European Central Bank policymakers have said that they do not want the bank to make a profit on the Greek government bonds it bought at well below face value in 2010.
Instead it may pass the profits on to eurozone member states and that money could then go to Greece to help Athens avoid a chaotic default.
Governing council members Joerg Asmussen and Luc Coene both backed an idea floated by ECB President Mario Draghi last week.
The ECB has faced increasing political pressure to play a more direct role in helping Greece stabilise its finances and avoid a ruinous default.
Coene, Belgium’s central bank chief, said earlier the ECB had decided to distribute profits from Greek bonds to member states, which they could decide to pass on to Athens.
“What we have agreed in the euro system is that we indeed do not wish to make a profit from the transactions with Greece and, when the profit from past years is distributed, each government will determine what proportion is due to Greece,” Coene said.
“It is for the governments to decide what to do,” he added.
Profits from the ECB’s bonds will only become available when the bonds mature, meaning the money is likely to come in in dribs and drabs over years rather than in one easy lump sum.
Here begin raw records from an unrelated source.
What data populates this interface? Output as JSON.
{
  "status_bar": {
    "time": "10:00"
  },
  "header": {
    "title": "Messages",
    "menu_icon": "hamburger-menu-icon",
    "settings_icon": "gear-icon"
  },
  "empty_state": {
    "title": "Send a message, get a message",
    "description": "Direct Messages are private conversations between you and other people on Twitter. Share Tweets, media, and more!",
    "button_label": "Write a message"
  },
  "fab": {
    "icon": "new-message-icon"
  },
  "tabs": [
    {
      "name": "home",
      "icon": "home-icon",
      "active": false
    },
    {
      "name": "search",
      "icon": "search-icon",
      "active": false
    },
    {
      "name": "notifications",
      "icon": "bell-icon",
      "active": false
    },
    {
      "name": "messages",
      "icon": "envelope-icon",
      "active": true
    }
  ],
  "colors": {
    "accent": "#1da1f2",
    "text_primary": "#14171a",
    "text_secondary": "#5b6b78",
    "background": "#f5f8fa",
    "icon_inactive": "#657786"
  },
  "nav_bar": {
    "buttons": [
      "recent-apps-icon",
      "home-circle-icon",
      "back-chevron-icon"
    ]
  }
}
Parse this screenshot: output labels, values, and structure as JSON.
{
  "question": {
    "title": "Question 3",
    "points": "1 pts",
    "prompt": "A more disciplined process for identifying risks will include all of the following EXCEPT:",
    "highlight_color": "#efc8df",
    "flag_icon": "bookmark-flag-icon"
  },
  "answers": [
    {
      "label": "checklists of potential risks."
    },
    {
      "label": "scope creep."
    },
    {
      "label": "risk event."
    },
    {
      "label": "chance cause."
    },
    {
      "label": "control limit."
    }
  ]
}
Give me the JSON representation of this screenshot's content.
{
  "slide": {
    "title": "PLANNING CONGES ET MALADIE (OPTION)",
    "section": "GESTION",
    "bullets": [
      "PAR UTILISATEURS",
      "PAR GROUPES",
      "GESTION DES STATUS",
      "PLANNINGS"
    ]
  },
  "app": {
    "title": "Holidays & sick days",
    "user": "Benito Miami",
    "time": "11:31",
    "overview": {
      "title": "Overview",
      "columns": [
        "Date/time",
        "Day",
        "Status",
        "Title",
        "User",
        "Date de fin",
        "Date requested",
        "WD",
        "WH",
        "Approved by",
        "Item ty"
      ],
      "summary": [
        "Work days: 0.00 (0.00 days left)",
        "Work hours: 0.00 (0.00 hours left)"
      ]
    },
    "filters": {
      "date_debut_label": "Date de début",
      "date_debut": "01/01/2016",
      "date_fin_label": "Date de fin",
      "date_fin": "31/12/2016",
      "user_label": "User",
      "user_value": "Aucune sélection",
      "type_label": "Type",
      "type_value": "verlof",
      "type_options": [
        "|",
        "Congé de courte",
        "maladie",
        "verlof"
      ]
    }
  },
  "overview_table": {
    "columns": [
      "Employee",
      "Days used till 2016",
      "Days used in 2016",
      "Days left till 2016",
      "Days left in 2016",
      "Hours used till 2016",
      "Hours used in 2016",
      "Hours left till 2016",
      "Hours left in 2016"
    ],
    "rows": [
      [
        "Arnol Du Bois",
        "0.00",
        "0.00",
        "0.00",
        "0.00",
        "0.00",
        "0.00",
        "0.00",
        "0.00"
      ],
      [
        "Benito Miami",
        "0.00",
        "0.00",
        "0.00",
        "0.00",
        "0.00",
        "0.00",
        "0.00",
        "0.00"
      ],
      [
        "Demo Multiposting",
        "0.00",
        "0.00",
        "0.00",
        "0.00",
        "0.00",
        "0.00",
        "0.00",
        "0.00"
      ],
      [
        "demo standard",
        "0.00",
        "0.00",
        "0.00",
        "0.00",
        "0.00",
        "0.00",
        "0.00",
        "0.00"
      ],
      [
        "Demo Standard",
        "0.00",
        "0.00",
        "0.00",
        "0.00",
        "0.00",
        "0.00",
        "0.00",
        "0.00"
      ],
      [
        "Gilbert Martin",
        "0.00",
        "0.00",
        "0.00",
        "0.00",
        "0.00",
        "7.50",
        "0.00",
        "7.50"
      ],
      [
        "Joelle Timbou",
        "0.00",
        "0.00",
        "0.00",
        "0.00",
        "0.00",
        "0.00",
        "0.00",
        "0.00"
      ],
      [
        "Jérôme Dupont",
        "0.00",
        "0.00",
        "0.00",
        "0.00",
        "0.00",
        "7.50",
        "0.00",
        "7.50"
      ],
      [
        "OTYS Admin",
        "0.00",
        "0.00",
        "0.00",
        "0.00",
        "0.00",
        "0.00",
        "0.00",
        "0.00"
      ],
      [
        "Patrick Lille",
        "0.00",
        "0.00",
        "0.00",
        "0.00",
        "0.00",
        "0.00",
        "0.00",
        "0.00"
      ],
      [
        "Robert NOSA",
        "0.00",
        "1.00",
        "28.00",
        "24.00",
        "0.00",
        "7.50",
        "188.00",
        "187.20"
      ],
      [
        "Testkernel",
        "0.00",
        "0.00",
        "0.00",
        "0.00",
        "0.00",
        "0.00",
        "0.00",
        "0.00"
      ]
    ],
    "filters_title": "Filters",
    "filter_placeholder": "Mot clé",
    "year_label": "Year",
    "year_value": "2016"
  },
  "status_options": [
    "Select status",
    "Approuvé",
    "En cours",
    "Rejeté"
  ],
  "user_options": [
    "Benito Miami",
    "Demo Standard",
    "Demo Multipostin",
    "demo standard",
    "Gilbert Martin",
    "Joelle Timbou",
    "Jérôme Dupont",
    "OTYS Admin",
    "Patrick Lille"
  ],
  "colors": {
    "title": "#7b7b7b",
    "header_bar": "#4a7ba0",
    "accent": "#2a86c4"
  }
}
If the money was needed up front, however, the ECB could get round the problem by selling the bonds to the eurozone rescue fund, the EFSF, at their full value rather than the discount price it paid for them.